▸ Task instructions: Check every line of the records below for the string "ausblenden" and copy the ones that have it.

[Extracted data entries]

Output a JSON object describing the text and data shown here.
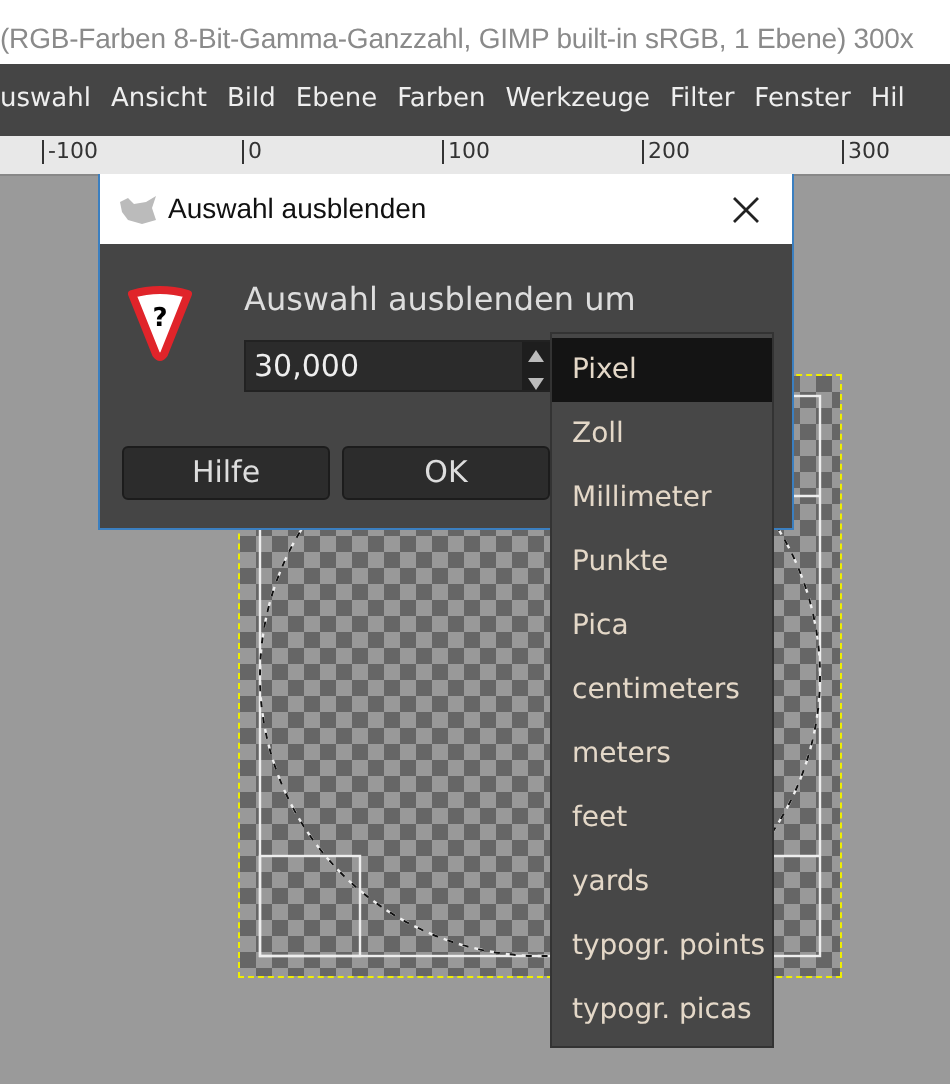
{
  "window": {
    "title": "(RGB-Farben 8-Bit-Gamma-Ganzzahl, GIMP built-in sRGB, 1 Ebene) 300x"
  },
  "menubar": [
    "uswahl",
    "Ansicht",
    "Bild",
    "Ebene",
    "Farben",
    "Werkzeuge",
    "Filter",
    "Fenster",
    "Hil"
  ],
  "ruler": [
    "-100",
    "0",
    "100",
    "200",
    "300"
  ],
  "dialog": {
    "title": "Auswahl ausblenden",
    "icon_glyph": "?",
    "label": "Auswahl ausblenden um",
    "value": "30,000",
    "buttons": [
      "Hilfe",
      "OK"
    ]
  },
  "unit_menu": [
    {
      "label": "Pixel",
      "selected": true
    },
    {
      "label": "Zoll",
      "selected": false
    },
    {
      "label": "Millimeter",
      "selected": false
    },
    {
      "label": "Punkte",
      "selected": false
    },
    {
      "label": "Pica",
      "selected": false
    },
    {
      "label": "centimeters",
      "selected": false
    },
    {
      "label": "meters",
      "selected": false
    },
    {
      "label": "feet",
      "selected": false
    },
    {
      "label": "yards",
      "selected": false
    },
    {
      "label": "typogr. points",
      "selected": false
    },
    {
      "label": "typogr. picas",
      "selected": false
    }
  ]
}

▸ Written answer:
    "title": "Auswahl ausblenden",
    "label": "Auswahl ausblenden um",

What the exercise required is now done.